Aggersborg Viking Fortress
Aggersborg is the biggest of the Danish viking fortresses, built at the same time period as the Trelleborg, Fyrkat and Nonnebakken viking fortresses in 980-981 AD by King Harald Bluetooth.
Aggersborg Viking Fortress is located at a trade and logistic crossroads with the Limfjorden ship traffic, a then existing canal just West of Aggersborg going North to the North Sea and a main sailing route to Norway and the main road up through Jutland, Hærvejen.
Aggersborg is 288 meters in diameter, and contained 48 long houses inside the wall. Each house was 32 meters long. Researchers speculate that Aggersborg Viking Fortress was used to collect taxes and excise from travelers as well as having a controlling role of the population in the area.
The wall itself is 11 meters thick. Today it is only about a meter high, but it used to be higher than the wall you see today at Trelleborg Viking Fortress.
The viking castle defensive system consisted of a moat, at Aggersborg 4 meters wide, and the circular wall with 4 gates, North, South, East and West. The wall was covered with Oak planks and the gates had Oak doors.

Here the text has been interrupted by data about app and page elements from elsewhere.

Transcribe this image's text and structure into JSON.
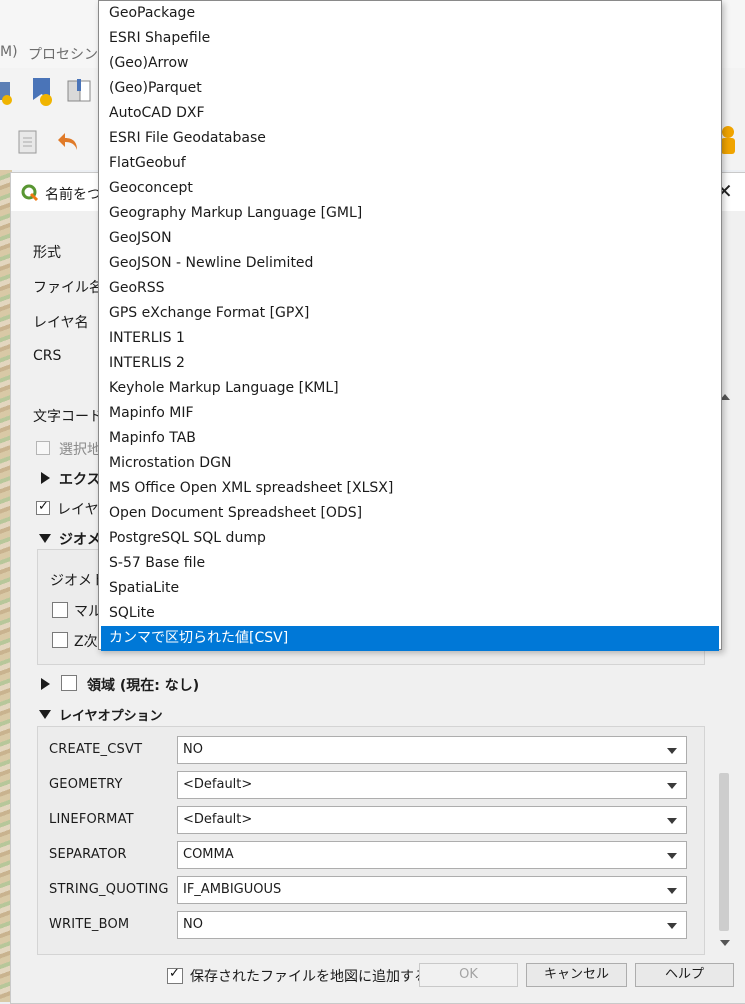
{
  "background": {
    "menu_partial_1": "M)",
    "menu_partial_2": "プロセシング"
  },
  "dialog": {
    "title": "名前をつ",
    "close_icon": "close-icon",
    "fields": {
      "format_label": "形式",
      "filename_label": "ファイル名",
      "layername_label": "レイヤ名",
      "crs_label": "CRS",
      "encoding_label": "文字コード",
      "selected_only_label": "選択地"
    },
    "sections": {
      "export_label": "エクス",
      "layer_cb_label": "レイヤ",
      "geometry_label": "ジオメ",
      "geometry_type_label": "ジオメトリ",
      "multi_label": "マル",
      "z_label": "Z次",
      "extent_label": "領域 (現在: なし)",
      "layer_options_label": "レイヤオプション"
    },
    "layer_options": [
      {
        "name": "CREATE_CSVT",
        "value": "NO"
      },
      {
        "name": "GEOMETRY",
        "value": "<Default>"
      },
      {
        "name": "LINEFORMAT",
        "value": "<Default>"
      },
      {
        "name": "SEPARATOR",
        "value": "COMMA"
      },
      {
        "name": "STRING_QUOTING",
        "value": "IF_AMBIGUOUS"
      },
      {
        "name": "WRITE_BOM",
        "value": "NO"
      }
    ],
    "add_to_map_label": "保存されたファイルを地図に追加する",
    "buttons": {
      "ok": "OK",
      "cancel": "キャンセル",
      "help": "ヘルプ"
    }
  },
  "format_dropdown": {
    "items": [
      "GeoPackage",
      "ESRI Shapefile",
      "(Geo)Arrow",
      "(Geo)Parquet",
      "AutoCAD DXF",
      "ESRI File Geodatabase",
      "FlatGeobuf",
      "Geoconcept",
      "Geography Markup Language [GML]",
      "GeoJSON",
      "GeoJSON - Newline Delimited",
      "GeoRSS",
      "GPS eXchange Format [GPX]",
      "INTERLIS 1",
      "INTERLIS 2",
      "Keyhole Markup Language [KML]",
      "Mapinfo MIF",
      "Mapinfo TAB",
      "Microstation DGN",
      "MS Office Open XML spreadsheet [XLSX]",
      "Open Document Spreadsheet [ODS]",
      "PostgreSQL SQL dump",
      "S-57 Base file",
      "SpatiaLite",
      "SQLite",
      "カンマで区切られた値[CSV]"
    ],
    "selected_index": 25
  },
  "colors": {
    "selection": "#0078d7",
    "dialog_bg": "#f0f0f0"
  }
}
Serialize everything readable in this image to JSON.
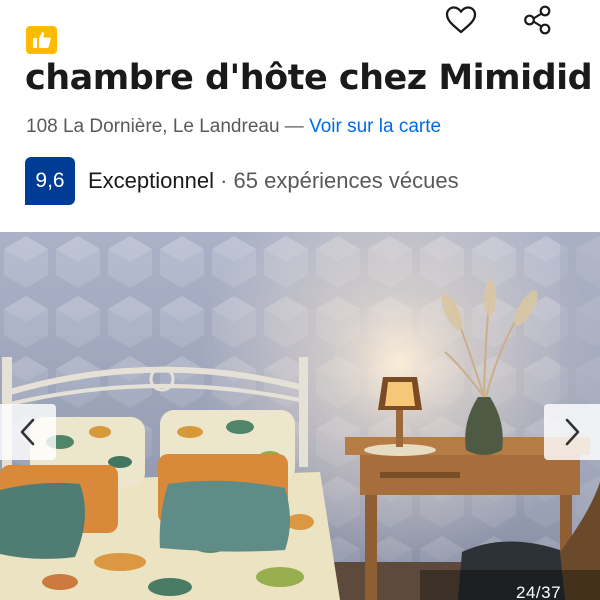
{
  "header": {
    "badge_icon": "thumbs-up-icon",
    "badge_color": "#febb02",
    "favorite_icon": "heart-icon",
    "share_icon": "share-icon"
  },
  "property": {
    "name": "chambre d'hôte chez Mimidid",
    "address": "108 La Dornière, Le Landreau",
    "separator": " — ",
    "map_link_label": "Voir sur la carte"
  },
  "rating": {
    "score": "9,6",
    "label": "Exceptionnel",
    "separator": " · ",
    "reviews": "65 expériences vécues",
    "badge_color": "#003b95"
  },
  "gallery": {
    "counter": "24/37",
    "prev_icon": "chevron-left-icon",
    "next_icon": "chevron-right-icon"
  },
  "colors": {
    "link": "#006ce4",
    "text": "#1a1a1a",
    "muted": "#595959"
  }
}
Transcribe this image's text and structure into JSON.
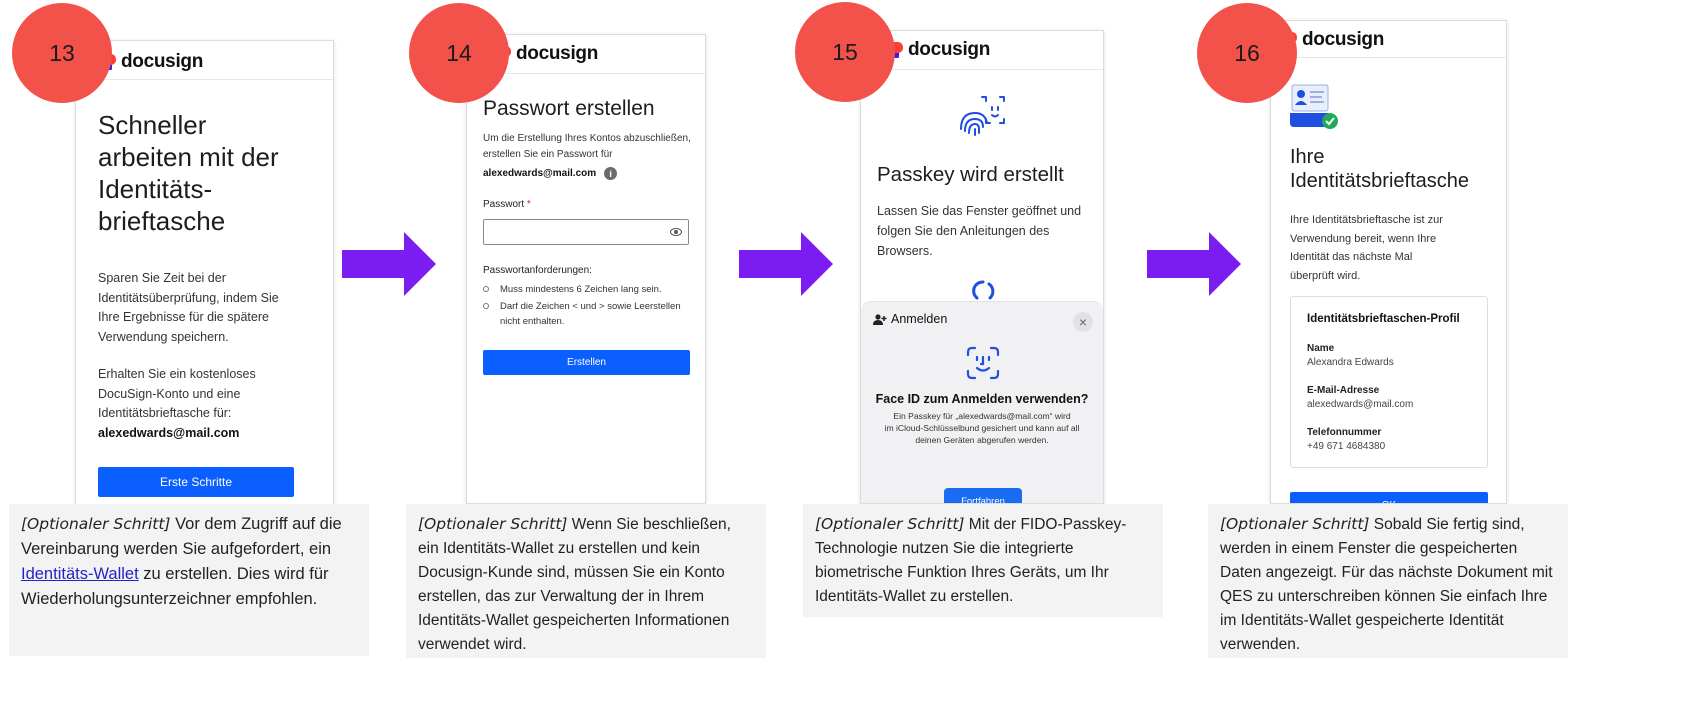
{
  "brand": "docusign",
  "colors": {
    "badge": "#f3524b",
    "arrow": "#7b1cf0",
    "button": "#0b5fff",
    "link": "#2323c7"
  },
  "steps": [
    {
      "number": "13",
      "heading_lines": [
        "Schneller",
        "arbeiten mit der",
        "Identitäts-",
        "brieftasche"
      ],
      "paragraph1_lines": [
        "Sparen Sie Zeit bei der",
        "Identitätsüberprüfung, indem Sie",
        "Ihre Ergebnisse für die spätere",
        "Verwendung speichern."
      ],
      "paragraph2_lines": [
        "Erhalten Sie ein kostenloses",
        "DocuSign-Konto und eine",
        "Identitätsbrieftasche für:"
      ],
      "email": "alexedwards@mail.com",
      "button": "Erste Schritte",
      "caption": {
        "optional": "[Optionaler Schritt]",
        "before_link": " Vor dem Zugriff auf die Vereinbarung werden Sie aufgefordert, ein ",
        "link": "Identitäts-Wallet",
        "after_link": " zu erstellen. Dies wird für Wiederholungs­unterzeichner empfohlen."
      }
    },
    {
      "number": "14",
      "heading": "Passwort erstellen",
      "intro_lines": [
        "Um die Erstellung Ihres Kontos abzuschließen,",
        "erstellen Sie ein Passwort für"
      ],
      "email": "alexedwards@mail.com",
      "info_icon": "i",
      "password_label": "Passwort",
      "required_mark": "*",
      "requirements_title": "Passwortanforderungen:",
      "requirements": [
        "Muss mindestens 6 Zeichen lang sein.",
        "Darf die Zeichen < und > sowie Leerstellen nicht enthalten."
      ],
      "button": "Erstellen",
      "caption": {
        "optional": "[Optionaler Schritt]",
        "text": " Wenn Sie beschließen, ein Identitäts-Wallet zu erstellen und kein Docusign-Kunde sind, müssen Sie ein Konto erstellen, das zur Verwaltung der in Ihrem Identitäts-Wallet gespeicherten Informationen verwendet wird."
      }
    },
    {
      "number": "15",
      "heading": "Passkey wird erstellt",
      "text_lines": [
        "Lassen Sie das Fenster geöffnet und",
        "folgen Sie den Anleitungen des",
        "Browsers."
      ],
      "dialog_title": "Anmelden",
      "close": "×",
      "dialog_heading": "Face ID zum Anmelden verwenden?",
      "dialog_text_lines": [
        "Ein Passkey für „alexedwards@mail.com“ wird",
        "im iCloud-Schlüsselbund gesichert und kann auf all",
        "deinen Geräten abgerufen werden."
      ],
      "button": "Fortfahren",
      "caption": {
        "optional": "[Optionaler Schritt]",
        "text": " Mit der FIDO-Passkey-Technologie nutzen Sie die integrierte biometrische Funktion Ihres Geräts, um Ihr Identitäts-Wallet  zu erstellen."
      }
    },
    {
      "number": "16",
      "heading_lines": [
        "Ihre",
        "Identitätsbrieftasche"
      ],
      "text_lines": [
        "Ihre Identitätsbrieftasche ist zur",
        "Verwendung bereit, wenn Ihre",
        "Identität das nächste Mal",
        "überprüft wird."
      ],
      "card_title": "Identitätsbrieftaschen-Profil",
      "fields": [
        {
          "label": "Name",
          "value": "Alexandra Edwards"
        },
        {
          "label": "E-Mail-Adresse",
          "value": "alexedwards@mail.com"
        },
        {
          "label": "Telefonnummer",
          "value": "+49 671 4684380"
        }
      ],
      "button": "OK",
      "caption": {
        "optional": "[Optionaler Schritt]",
        "text": " Sobald Sie fertig sind, werden in einem Fenster die gespeicherten Daten angezeigt. Für das nächste Dokument mit QES zu unterschreiben können Sie einfach Ihre im Identitäts-Wallet gespeicherte Identität verwenden."
      }
    }
  ]
}
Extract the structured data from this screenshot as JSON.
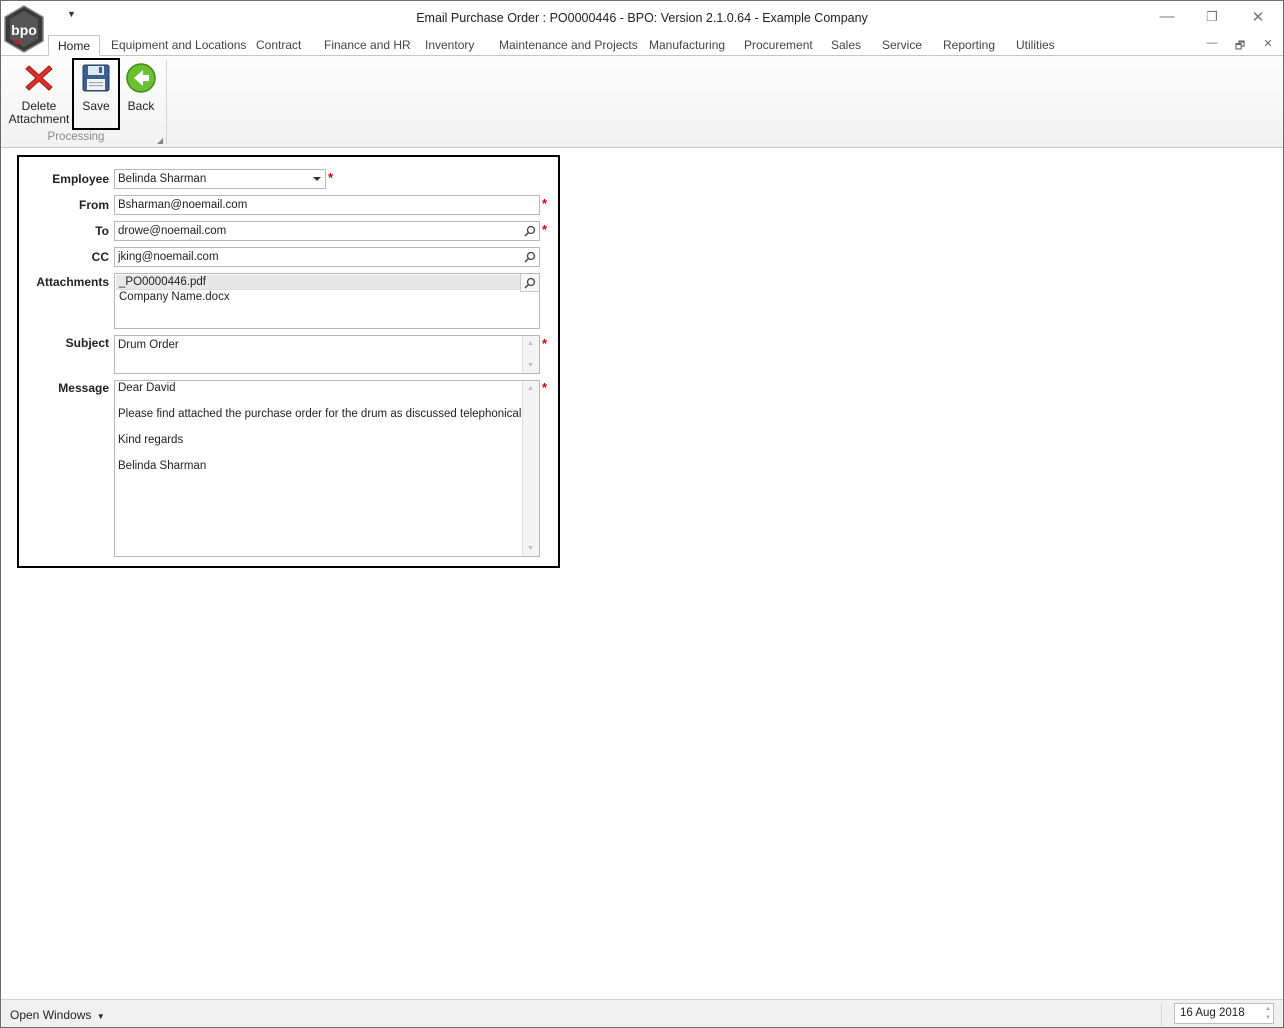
{
  "window": {
    "title": "Email Purchase Order : PO0000446 - BPO: Version 2.1.0.64 - Example Company",
    "logo_text": "bpo",
    "controls": {
      "minimize": "—",
      "restore": "❐",
      "close": "✕"
    },
    "mdi_controls": {
      "minimize": "—",
      "restore": "🗗",
      "close": "✕"
    }
  },
  "ribbon": {
    "tabs": [
      {
        "label": "Home",
        "active": true
      },
      {
        "label": "Equipment and Locations"
      },
      {
        "label": "Contract"
      },
      {
        "label": "Finance and HR"
      },
      {
        "label": "Inventory"
      },
      {
        "label": "Maintenance and Projects"
      },
      {
        "label": "Manufacturing"
      },
      {
        "label": "Procurement"
      },
      {
        "label": "Sales"
      },
      {
        "label": "Service"
      },
      {
        "label": "Reporting"
      },
      {
        "label": "Utilities"
      }
    ],
    "buttons": [
      {
        "label_line1": "Delete",
        "label_line2": "Attachment",
        "icon": "red-x-icon"
      },
      {
        "label": "Save",
        "icon": "floppy-disk-icon"
      },
      {
        "label": "Back",
        "icon": "green-back-arrow-icon"
      }
    ],
    "group_label": "Processing"
  },
  "form": {
    "employee": {
      "label": "Employee",
      "value": "Belinda Sharman"
    },
    "from": {
      "label": "From",
      "value": "Bsharman@noemail.com"
    },
    "to": {
      "label": "To",
      "value": "drowe@noemail.com"
    },
    "cc": {
      "label": "CC",
      "value": "jking@noemail.com"
    },
    "attachments": {
      "label": "Attachments",
      "items": [
        "_PO0000446.pdf",
        "Company Name.docx"
      ]
    },
    "subject": {
      "label": "Subject",
      "value": "Drum Order"
    },
    "message": {
      "label": "Message",
      "lines": [
        "Dear David",
        "Please find attached the purchase order for the drum as discussed telephonically.",
        "Kind regards",
        "Belinda Sharman"
      ]
    },
    "required_marker": "*"
  },
  "statusbar": {
    "open_windows": "Open Windows",
    "date": "16 Aug 2018"
  }
}
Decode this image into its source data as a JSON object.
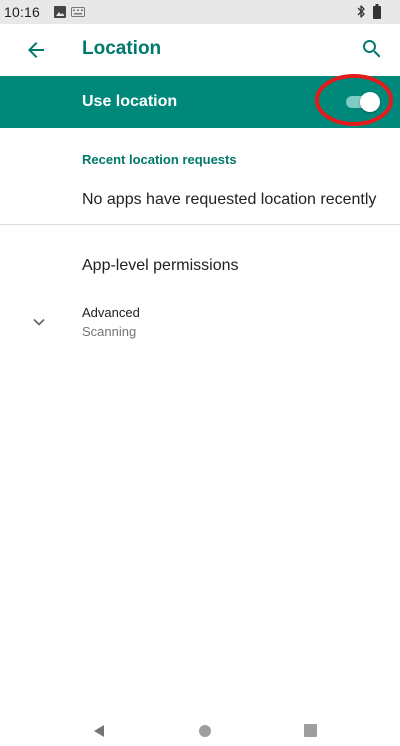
{
  "status_bar": {
    "time": "10:16",
    "icons": [
      "photo-icon",
      "keyboard-icon",
      "bluetooth-icon",
      "battery-icon"
    ]
  },
  "app_bar": {
    "title": "Location",
    "back_icon": "arrow-left-icon",
    "search_icon": "search-icon"
  },
  "master_switch": {
    "label": "Use location",
    "state": "on"
  },
  "recent_requests": {
    "header": "Recent location requests",
    "empty_text": "No apps have requested location recently"
  },
  "items": {
    "app_permissions": "App-level permissions",
    "advanced_title": "Advanced",
    "advanced_summary": "Scanning"
  },
  "nav_bar": {
    "icons": [
      "nav-back-icon",
      "nav-home-icon",
      "nav-recents-icon"
    ]
  },
  "colors": {
    "accent": "#00897b",
    "accent_dark": "#00796b",
    "toggle_track": "#80cbc4",
    "highlight": "#e31b1b"
  }
}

The gates were covered by wall overhead, and sentries and defensive forces could walk the entire perimeter of the wall and gates.
The present day town of Løgstør or Loegstoer is just South of Aggersborg, across the Limfjorden fjord.
When visiting Aggersborg Viking Fortress, don't overlook the exhibition building next to the parking area. It offers an excellent insight into the construction and usage of Aggersborg - and visiting it is free.